Baby Scarlett is 3 months old now and it’s been one heck of a ride. We’ve been fortunate in the sense that she hasn’t been too fussy of a baby, but as any new parent will tell you, it’s a steep learning curve. One of the hardest things I’ve found so far is just managing my time. Everything now revolves around Scarlett’s schedule which leaves limited time to do my own thing. Now, this isn’t necessarily a bad thing, it just means my wife and I need to be efficient with our time.
If you’re headed to Japan and plan on spending some time in Kyoto, there’s a good chance that you’re planning a trip to Hiroshima. As you do your research, you’ll quickly learn that the island of Miyajima is just 30 minutes from Hiroshima and is another place that’s worth spending some time. But are Hiroshima and Miyajima in one day from Kyoto possible? Yes, and here’s why you should do it. Hiroshima is a must visit for obvious reasons.

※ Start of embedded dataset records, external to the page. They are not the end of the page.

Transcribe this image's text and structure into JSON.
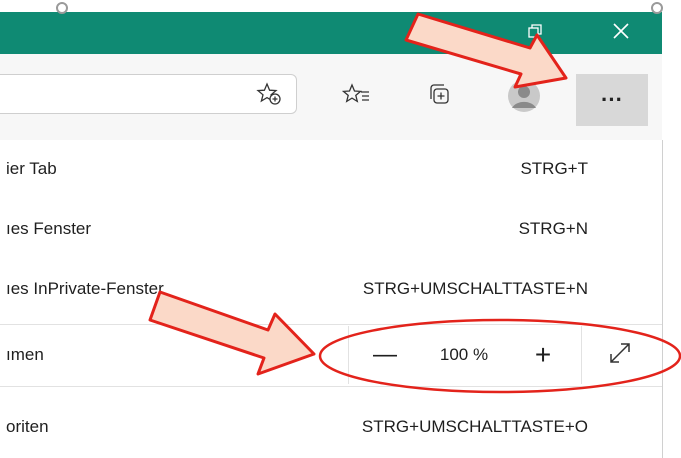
{
  "window": {
    "restore_icon": "restore-window-icon",
    "close_icon": "close-icon",
    "accent": "#0f8a73"
  },
  "toolbar": {
    "favorite_add_icon": "add-favorite-star-icon",
    "favorites_icon": "favorites-star-list-icon",
    "collections_icon": "collections-icon",
    "profile_icon": "profile-avatar-icon",
    "more_label": "···"
  },
  "menu": {
    "items": [
      {
        "label": "ier Tab",
        "shortcut": "STRG+T"
      },
      {
        "label": "ıes Fenster",
        "shortcut": "STRG+N"
      },
      {
        "label": "ıes InPrivate-Fenster",
        "shortcut": "STRG+UMSCHALTTASTE+N"
      },
      {
        "label": "ımen",
        "shortcut": ""
      },
      {
        "label": "oriten",
        "shortcut": "STRG+UMSCHALTTASTE+O"
      }
    ],
    "zoom": {
      "minus": "—",
      "value": "100 %",
      "plus": "+",
      "fullscreen_icon": "fullscreen-expand-icon"
    }
  },
  "annotations": {
    "arrow_color": "#e3231b",
    "arrow_fill": "#fbd9c8",
    "ellipse_color": "#e3231b"
  }
}
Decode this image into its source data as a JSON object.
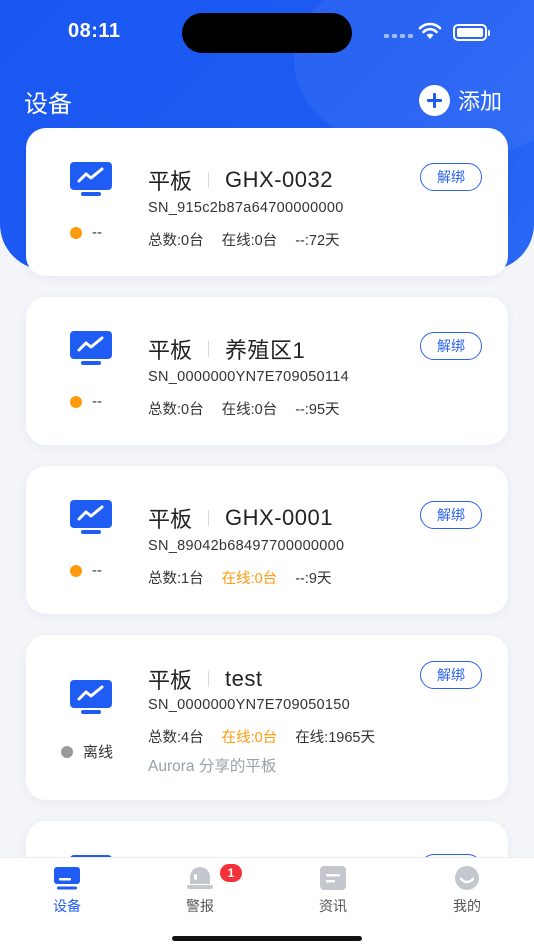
{
  "status_bar": {
    "time": "08:11"
  },
  "header": {
    "title": "设备",
    "add_label": "添加"
  },
  "devices": [
    {
      "type": "平板",
      "name": "GHX-0032",
      "sn": "SN_915c2b87a64700000000",
      "status_text": "--",
      "status_color": "#ff9a0e",
      "stats": [
        {
          "text": "总数:0台",
          "highlight": false
        },
        {
          "text": "在线:0台",
          "highlight": false
        },
        {
          "text": "--:72天",
          "highlight": false
        }
      ],
      "shared": "",
      "unbind_label": "解绑"
    },
    {
      "type": "平板",
      "name": "养殖区1",
      "sn": "SN_0000000YN7E709050114",
      "status_text": "--",
      "status_color": "#ff9a0e",
      "stats": [
        {
          "text": "总数:0台",
          "highlight": false
        },
        {
          "text": "在线:0台",
          "highlight": false
        },
        {
          "text": "--:95天",
          "highlight": false
        }
      ],
      "shared": "",
      "unbind_label": "解绑"
    },
    {
      "type": "平板",
      "name": "GHX-0001",
      "sn": "SN_89042b68497700000000",
      "status_text": "--",
      "status_color": "#ff9a0e",
      "stats": [
        {
          "text": "总数:1台",
          "highlight": false
        },
        {
          "text": "在线:0台",
          "highlight": true
        },
        {
          "text": "--:9天",
          "highlight": false
        }
      ],
      "shared": "",
      "unbind_label": "解绑"
    },
    {
      "type": "平板",
      "name": "test",
      "sn": "SN_0000000YN7E709050150",
      "status_text": "离线",
      "status_color": "#9a9a9a",
      "stats": [
        {
          "text": "总数:4台",
          "highlight": false
        },
        {
          "text": "在线:0台",
          "highlight": true
        },
        {
          "text": "在线:1965天",
          "highlight": false
        }
      ],
      "shared": "Aurora 分享的平板",
      "unbind_label": "解绑"
    }
  ],
  "tabs": [
    {
      "label": "设备",
      "icon": "device-icon",
      "active": true
    },
    {
      "label": "警报",
      "icon": "alarm-icon",
      "active": false,
      "badge": "1"
    },
    {
      "label": "资讯",
      "icon": "news-icon",
      "active": false
    },
    {
      "label": "我的",
      "icon": "profile-icon",
      "active": false
    }
  ],
  "colors": {
    "brand": "#1e5cf3",
    "warning": "#ff9a0e",
    "offline": "#9a9a9a",
    "badge": "#f2313a"
  }
}
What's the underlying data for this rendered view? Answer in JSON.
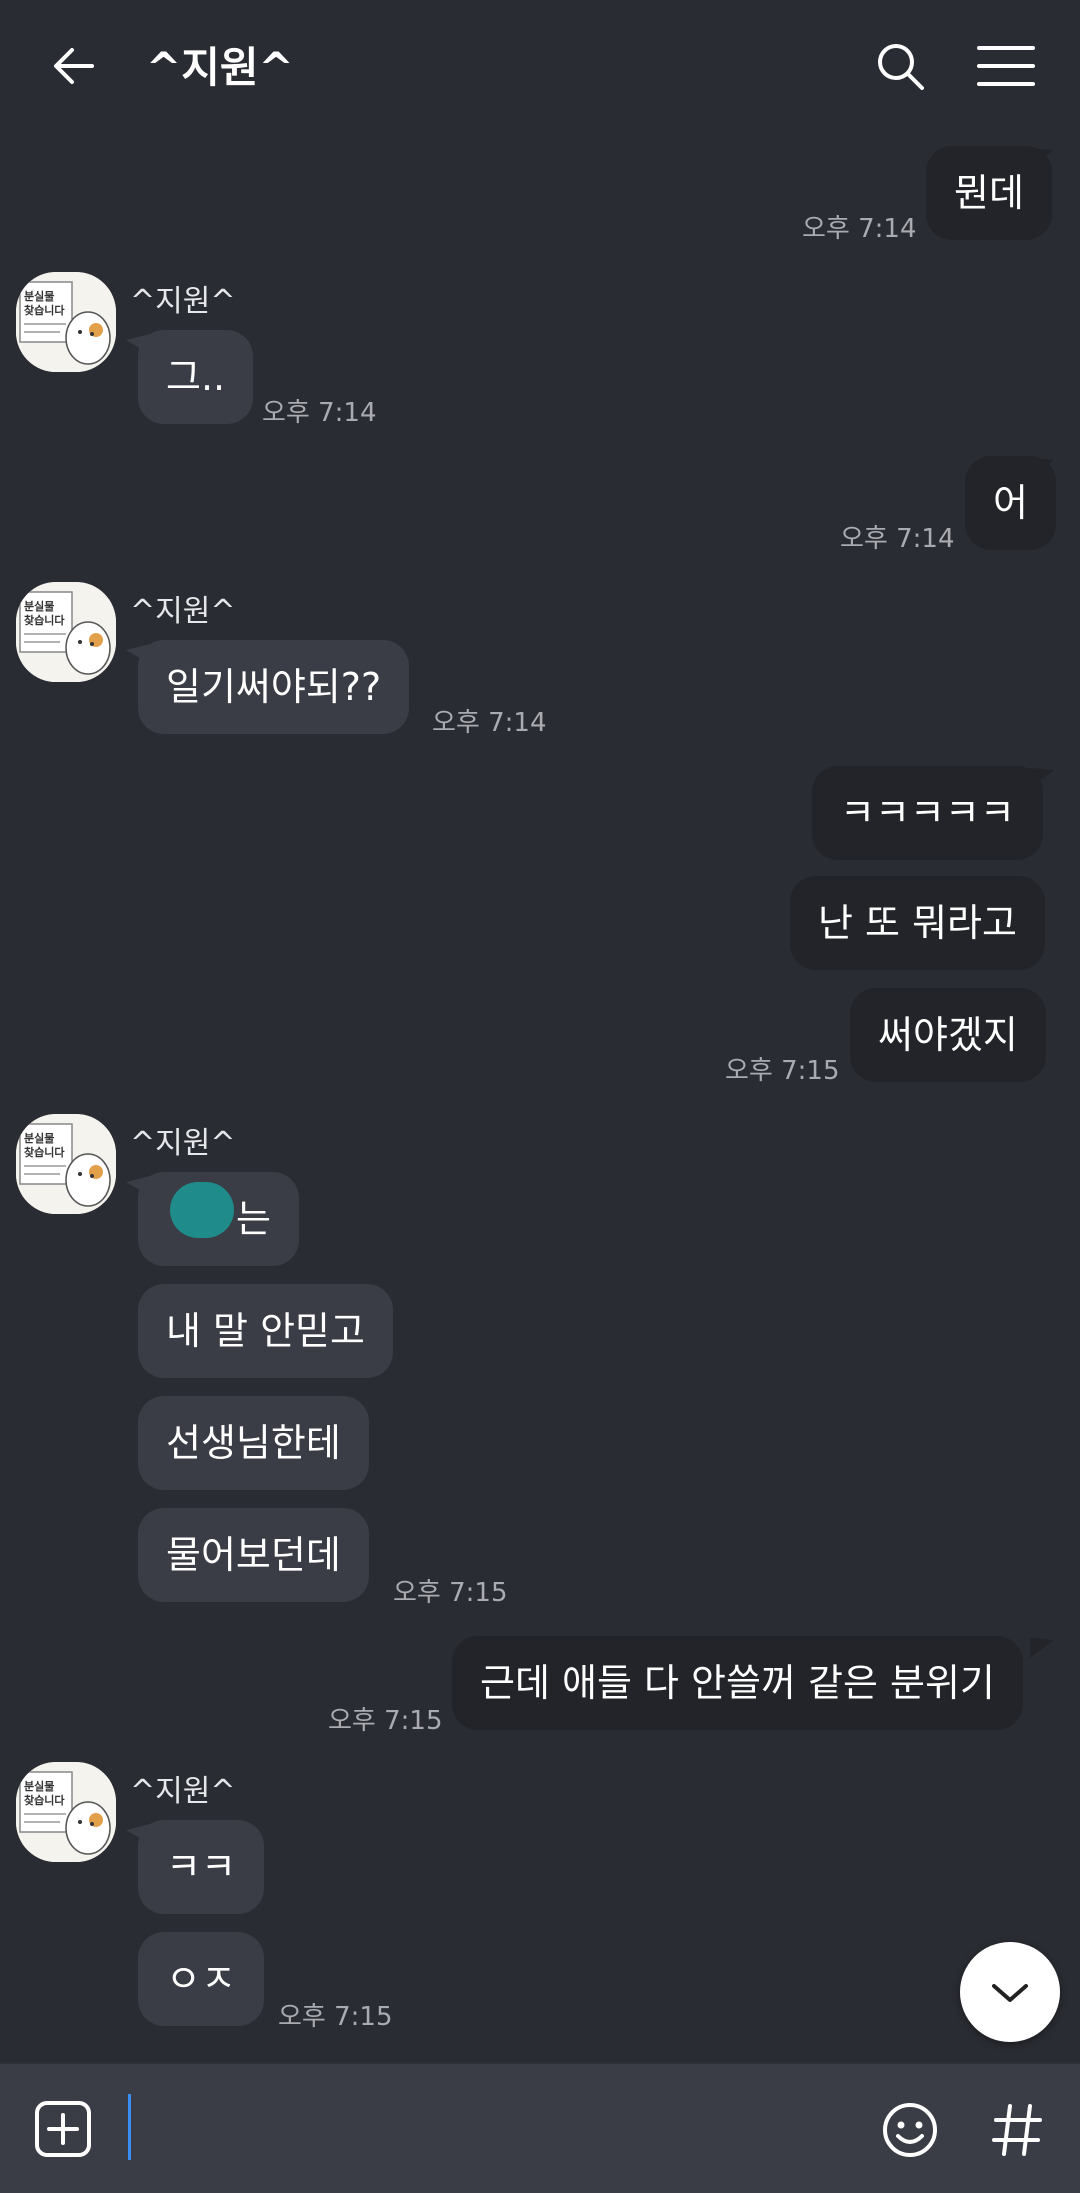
{
  "header": {
    "title": "^지원^"
  },
  "contact": {
    "name": "^지원^",
    "avatar_sign_text": "분실물 찾습니다"
  },
  "messages": [
    {
      "from": "me",
      "text": "뭔데",
      "time": "오후 7:14"
    },
    {
      "from": "other",
      "text": "그..",
      "time": "오후 7:14"
    },
    {
      "from": "me",
      "text": "어",
      "time": "오후 7:14"
    },
    {
      "from": "other",
      "text": "일기써야되??",
      "time": "오후 7:14"
    },
    {
      "from": "me",
      "text": "ㅋㅋㅋㅋㅋ"
    },
    {
      "from": "me",
      "text": "난 또 뭐라고"
    },
    {
      "from": "me",
      "text": "써야겠지",
      "time": "오후 7:15"
    },
    {
      "from": "other",
      "text": "는"
    },
    {
      "from": "other",
      "text": "내 말 안믿고"
    },
    {
      "from": "other",
      "text": "선생님한테"
    },
    {
      "from": "other",
      "text": "물어보던데",
      "time": "오후 7:15"
    },
    {
      "from": "me",
      "text": "근데 애들 다 안쓸꺼 같은 분위기",
      "time": "오후 7:15"
    },
    {
      "from": "other",
      "text": "ㅋㅋ"
    },
    {
      "from": "other",
      "text": "ㅇㅈ",
      "time": "오후 7:15"
    }
  ],
  "colors": {
    "background": "#2a2c33",
    "my_bubble": "#22242a",
    "their_bubble": "#3a3d45",
    "time_text": "#a9abb1",
    "cursor": "#3b8cf5"
  },
  "icons": [
    "back-arrow-icon",
    "search-icon",
    "menu-icon",
    "chevron-down-icon",
    "plus-box-icon",
    "emoji-icon",
    "hash-icon"
  ]
}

When CHASE decided to pull the Amazon.ca Visa card, there were some concerns from the credit card community that Canadians would soon have limited choice when it comes to credit cards with no foreign transaction fees. However, a few months later, it appears that we’ve been given even more choice than ever. The most recent card to come to market is the HSBC Premier World Elite MasterCard which arguably has the best benefits of all Canadian credit cards with no foreign transaction fees.
Muck Rack makes it simple to find people, tweets, or articles that mention any name, keyword, company, hashtag etc. We've compiled this guide to help you make the most of your search.
Selecting a term
Start searching tweets, articles from media outlets, articles mentioned in tweets, journalists'
names, titles and bios with some suggested searches:
Companies or Topics (e.g. iPhone, Microsoft)
Phrases (e.g. "cloud computing") — use quotes to keep the terms together
Twitter handles (e.g. @username) — returns those who have mentioned or replied to
Names (e.g. "David Pogue")
Hashtags (e.g. #sxsw, #london2012)
Bio details (e.g. vegan, Olympics, father)
Muck Rack's Advanced Search allows for many boolean operators.
Find results that mention multiple specified terms, use AND or
+. For example, ensure each result contains both Elon Musk and Mark Zuckerberg by
searching Obama AND Romney or Obama + Romney.
Use the operators OR or , to broaden your search when you'd like either of
multiple terms to appear in results. (This is the default behavior of our search when no operators
are used.) For example, search for democrat OR republican to find results that refer to
Democrats and/or Republicans.
Use NOT or - to subtract results from your search. For
example, searching Disney will yield results about the Walt Disney Company as well as Walt Disney
World Resort. To exclude mentions of Disney World, search for Disney -World or Disney
When using one of these operators with a phrase, enclose it in quotation marks. For example, you can
find results about smartphones excluding Apple's iPhone 4S by searching smartphone -"iPhone
Exact case matching or punctuation
If you're searching for a brand name or keyword that relies on specific punctuation marks or capitalization, you can
find results that match your exact query by adding matchcase: before the keyword you're searching for, like matchcase:E*TRADE .
Use parentheses to separate multiple
boolean phrases. For example, to find journalists talking about having fun in Disney World or
Disneyland, search for ("disney world" OR disneyland) AND fun.
An asterisk can be used to search for any variation of a root word truncated by the asterisk. For example, searching for admin* will return results for administrator, administration, administer, administered, etc.
A near operator is an AND operator where you can control the distance between the words. You can vary the distance the near operation uses by adding a forward slash and number (between 0-99) such as strawberries NEAR/10 "whipped cream", which means the strawberries must exist within 10 words of "whipped cream".